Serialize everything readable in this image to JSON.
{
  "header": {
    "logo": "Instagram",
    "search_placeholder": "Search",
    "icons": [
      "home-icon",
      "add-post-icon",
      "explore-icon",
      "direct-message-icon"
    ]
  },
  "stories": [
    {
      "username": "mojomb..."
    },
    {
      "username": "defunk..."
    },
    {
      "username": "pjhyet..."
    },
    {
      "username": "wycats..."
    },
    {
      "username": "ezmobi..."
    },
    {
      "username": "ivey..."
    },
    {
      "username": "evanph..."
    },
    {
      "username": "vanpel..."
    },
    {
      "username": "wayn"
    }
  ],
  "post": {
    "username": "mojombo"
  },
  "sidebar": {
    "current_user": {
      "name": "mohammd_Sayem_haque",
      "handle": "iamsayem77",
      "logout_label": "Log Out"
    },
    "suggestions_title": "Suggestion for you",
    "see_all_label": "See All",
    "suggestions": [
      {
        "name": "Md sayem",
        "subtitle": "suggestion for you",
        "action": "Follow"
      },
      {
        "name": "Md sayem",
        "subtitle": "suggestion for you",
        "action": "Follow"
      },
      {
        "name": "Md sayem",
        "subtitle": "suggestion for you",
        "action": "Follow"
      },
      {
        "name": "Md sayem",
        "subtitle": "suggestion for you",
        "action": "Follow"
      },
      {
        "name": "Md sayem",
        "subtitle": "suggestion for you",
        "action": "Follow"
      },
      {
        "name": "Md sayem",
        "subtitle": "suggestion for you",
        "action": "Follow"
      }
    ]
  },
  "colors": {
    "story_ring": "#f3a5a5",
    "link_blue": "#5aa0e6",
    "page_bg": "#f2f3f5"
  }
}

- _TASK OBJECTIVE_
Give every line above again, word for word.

- _REPLY TO THE TASK_
Serialize everything readable in this image to JSON.
{
  "header": {
    "logo": "Instagram",
    "search_placeholder": "Search",
    "icons": [
      "home-icon",
      "add-post-icon",
      "explore-icon",
      "direct-message-icon"
    ]
  },
  "stories": [
    {
      "username": "mojomb..."
    },
    {
      "username": "defunk..."
    },
    {
      "username": "pjhyet..."
    },
    {
      "username": "wycats..."
    },
    {
      "username": "ezmobi..."
    },
    {
      "username": "ivey..."
    },
    {
      "username": "evanph..."
    },
    {
      "username": "vanpel..."
    },
    {
      "username": "wayn"
    }
  ],
  "post": {
    "username": "mojombo"
  },
  "sidebar": {
    "current_user": {
      "name": "mohammd_Sayem_haque",
      "handle": "iamsayem77",
      "logout_label": "Log Out"
    },
    "suggestions_title": "Suggestion for you",
    "see_all_label": "See All",
    "suggestions": [
      {
        "name": "Md sayem",
        "subtitle": "suggestion for you",
        "action": "Follow"
      },
      {
        "name": "Md sayem",
        "subtitle": "suggestion for you",
        "action": "Follow"
      },
      {
        "name": "Md sayem",
        "subtitle": "suggestion for you",
        "action": "Follow"
      },
      {
        "name": "Md sayem",
        "subtitle": "suggestion for you",
        "action": "Follow"
      },
      {
        "name": "Md sayem",
        "subtitle": "suggestion for you",
        "action": "Follow"
      },
      {
        "name": "Md sayem",
        "subtitle": "suggestion for you",
        "action": "Follow"
      }
    ]
  },
  "colors": {
    "story_ring": "#f3a5a5",
    "link_blue": "#5aa0e6",
    "page_bg": "#f2f3f5"
  }
}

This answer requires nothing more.